Kevin: Trust your instincts: Being in it for the work will serve you well in the long term, even if you’re not a creative by trade. Believing in the power of brands, big ideas, great storytelling, and the importance of data are all the right core beliefs for a marketer over the long haul. If at 30, I wasn’t convinced platforms like Google were a place for creativity, I sure as hell am now.

Kevin Babcock, Google Creative Works

As part of Google’s Creative Works team, Kevin Babcock leads Creative Partnerships between Google, Brands and Agencies for the Consumer Goods, Government and Entertainment sectors. Belief in creativity as an economic multiplier drives his team’s strategy and approach. A 7-year Google vet, Kevin spent nearly 15 years at Creative Agencies ranging from BBDO, to Y&R, to Digitas. Originally from West Michigan, Kevin and his family call Chicago home.

Creative Works

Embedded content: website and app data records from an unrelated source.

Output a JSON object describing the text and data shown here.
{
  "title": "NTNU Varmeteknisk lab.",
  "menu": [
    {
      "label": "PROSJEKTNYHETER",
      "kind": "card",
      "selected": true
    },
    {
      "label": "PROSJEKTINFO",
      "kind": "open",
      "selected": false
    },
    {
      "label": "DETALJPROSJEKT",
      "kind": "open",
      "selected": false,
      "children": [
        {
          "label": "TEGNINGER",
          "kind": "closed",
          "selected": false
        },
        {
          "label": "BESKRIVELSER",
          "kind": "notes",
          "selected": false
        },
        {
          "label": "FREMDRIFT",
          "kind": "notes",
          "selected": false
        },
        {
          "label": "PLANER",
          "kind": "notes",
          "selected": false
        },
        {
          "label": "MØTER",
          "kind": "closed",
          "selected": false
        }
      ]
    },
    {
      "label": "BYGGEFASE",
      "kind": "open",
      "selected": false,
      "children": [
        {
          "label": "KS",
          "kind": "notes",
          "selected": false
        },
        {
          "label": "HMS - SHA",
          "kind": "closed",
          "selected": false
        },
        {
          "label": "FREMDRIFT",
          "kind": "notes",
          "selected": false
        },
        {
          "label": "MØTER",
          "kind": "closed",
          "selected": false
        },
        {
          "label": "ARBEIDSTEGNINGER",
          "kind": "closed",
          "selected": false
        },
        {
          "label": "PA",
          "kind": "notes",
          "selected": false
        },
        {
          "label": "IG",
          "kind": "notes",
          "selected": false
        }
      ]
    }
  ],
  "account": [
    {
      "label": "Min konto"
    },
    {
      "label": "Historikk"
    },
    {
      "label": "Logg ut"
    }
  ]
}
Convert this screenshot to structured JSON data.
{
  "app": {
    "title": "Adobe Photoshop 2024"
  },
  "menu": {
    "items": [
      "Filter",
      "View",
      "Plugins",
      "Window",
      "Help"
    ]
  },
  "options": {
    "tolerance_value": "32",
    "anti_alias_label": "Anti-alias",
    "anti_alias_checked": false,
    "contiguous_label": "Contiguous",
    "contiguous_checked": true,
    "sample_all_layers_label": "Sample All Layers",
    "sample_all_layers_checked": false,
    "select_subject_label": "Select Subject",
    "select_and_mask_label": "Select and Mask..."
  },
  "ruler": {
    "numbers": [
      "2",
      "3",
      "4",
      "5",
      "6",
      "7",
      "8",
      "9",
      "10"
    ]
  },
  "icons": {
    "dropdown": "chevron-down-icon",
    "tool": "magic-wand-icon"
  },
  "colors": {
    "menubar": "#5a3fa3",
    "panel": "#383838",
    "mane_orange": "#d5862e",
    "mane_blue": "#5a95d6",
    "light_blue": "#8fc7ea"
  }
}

Steve Boehler, founder, and partner at Mercer Island Group has led consulting teams on behalf of clients as diverse as Zillow Group, Microsoft, UScellular, Nintendo, Ulta Beauty, Stop & Shop, Qualcomm, Brooks Running, and numerous others. He founded MIG after serving as a division president in a Fortune 100 when he was only 32. Earlier in his career, Steve cut his teeth with a decade in Brand Management at Procter & Gamble, leading brands like Tide, Pringles, and Jif.